The fact that it is in power again with the BJP should come as a dampener to its future prospects, given the anti-incumbency and other factors that are both racking and wrecking the ruling partymumbai Updated: Feb 20, 2018 17:06 IST
Did diamantaire Nirav Modi really fund the BJP’s 2014 election campaign, as the Shiv Sena alleges? That could just be a shot in the dark. But the kind of statements the Shiv Sena has been making against its so-called ally in government since then leaves less and less room for a reconciliation between the two parties. Perhaps the harshest statement is the one wherein the Saamana said in its editorial that the BJP’s anti-corruption plank lies in tatters after the episode. Various Shiv Sena leaders have since gleefully dropped hints that the USP of the BJP may be finally over and that the 2019 elections now may be open season for all.
I never cease to be amazed by how circumstances usually conspire to make it easy for the Shiv Sena, politically and electorally. Right from Bal Thackeray’s time, the Sena has been a party that has thrived on the errors of its political rivals (usually the Congress), never having had any programme of its own to propel it to power. When it first gained a full majority in the Brihanmumbai Municipal Corporation in 1985, it was helped by the contretemps between then Prime Minister Rajiv Gandhi and then Maharashtra chief minister Vasantdada Patil that led the latter to allege, quite without basis, that the PM was intending to turn Bombay into a city state. Thackeray got just the issue he needed and, over time, there were others. The 1992-93 riots that the then Congress government bungled and was unable to control for days was another such instance that soon propelled the Sena to power in the state which, however, it could not sustain for more than one term -- it had nothing to show of its own and no errors of rivals to piggy back on for a second term.
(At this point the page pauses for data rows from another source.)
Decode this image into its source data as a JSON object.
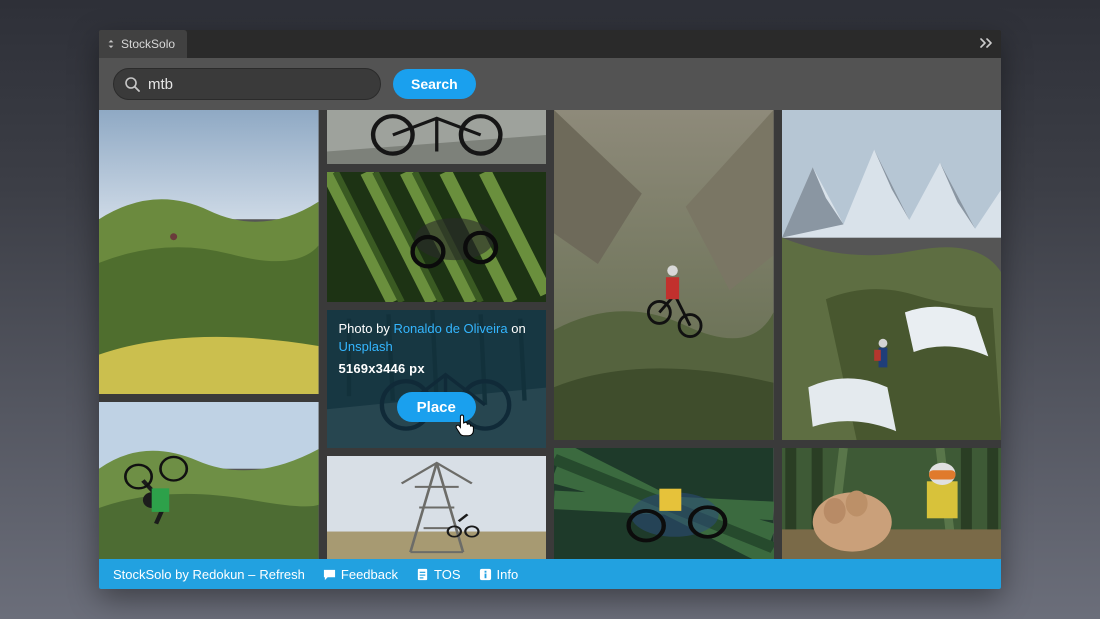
{
  "tab": {
    "title": "StockSolo"
  },
  "search": {
    "value": "mtb",
    "placeholder": "",
    "button": "Search"
  },
  "card": {
    "prefix": "Photo by ",
    "author": "Ronaldo de Oliveira",
    "on": " on ",
    "source": "Unsplash",
    "dimensions": "5169x3446 px",
    "place": "Place"
  },
  "footer": {
    "brand_prefix": "StockSolo by Redokun – ",
    "refresh": "Refresh",
    "feedback": "Feedback",
    "tos": "TOS",
    "info": "Info"
  }
}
The fact that it is in power again with the BJP should come as a dampener to its future prospects, given the anti-incumbency and other factors that are both racking and wrecking the ruling party. Somehow, though, the Sena has managed to keep its distance from those blunders, be it issues relating to farmers, including their suicides (which Uddhav Thackeray has been constantly needling the BJP about) and now this growing feeling of disquiet among common people at the continuing corruption in high places and its scale and ease.
It was not surprising then that the Shiv Sena should stall the signing of an MoU for the proposed west coast refinery at the Magnetic Maharashtra summit taking place in its backyard in Bandra. Of course, that was some tit-for-tat for not being invited to the event as also to the ground-breaking ceremony for the new airport at Navi Mumbai and that was a sore point of resentment. I am, however, surprised at how the BJP could play into the Sena’s hands on this one. Even if it was an inadvertent error, it only helps the Shiv Sena to play victim to the hilt. Victimhood has always been the Shiv Sena’s USP and here it has also helped it to seem more caring of people’s concerns.
Now, however, whatever it might say about Nirav Modi and the BJP, in Bal Thackeray’s time, there was much proximity between the Sena chief and jewellers. Thackeray had openly accompanied some members of his family to buy some jewellery at an upmarket store -- that itself was such an amazing thing for a politician of his stature to do that it caused a minor sensation. The Shiv Sena was in power in the state at the time and it was a risk Thackeray was taking to so openly associate with a jeweller. But clearly the stir was more about his unusual presence in such a store than anything that may have been bought or sold. However, that does make me wonder now if the Sena knows a lot more about the relationship between jewellers and political parties than we give them credit for.
Strangely, the Shiv Sena has been able to be both discreet and open about such relationships. Even then Thackeray had dismissed his store visit as a family shopping spree with nothing to hide (though we never got to know what was bought or sold and at what cost). That kind of chutzpah is missing from today’s politicians. The BJP could perhaps borrow a bit of that from the Shiv Sena, today the only party which knows how to have its cake and eat it too!
First Published: Feb 20, 2018 17:06 IST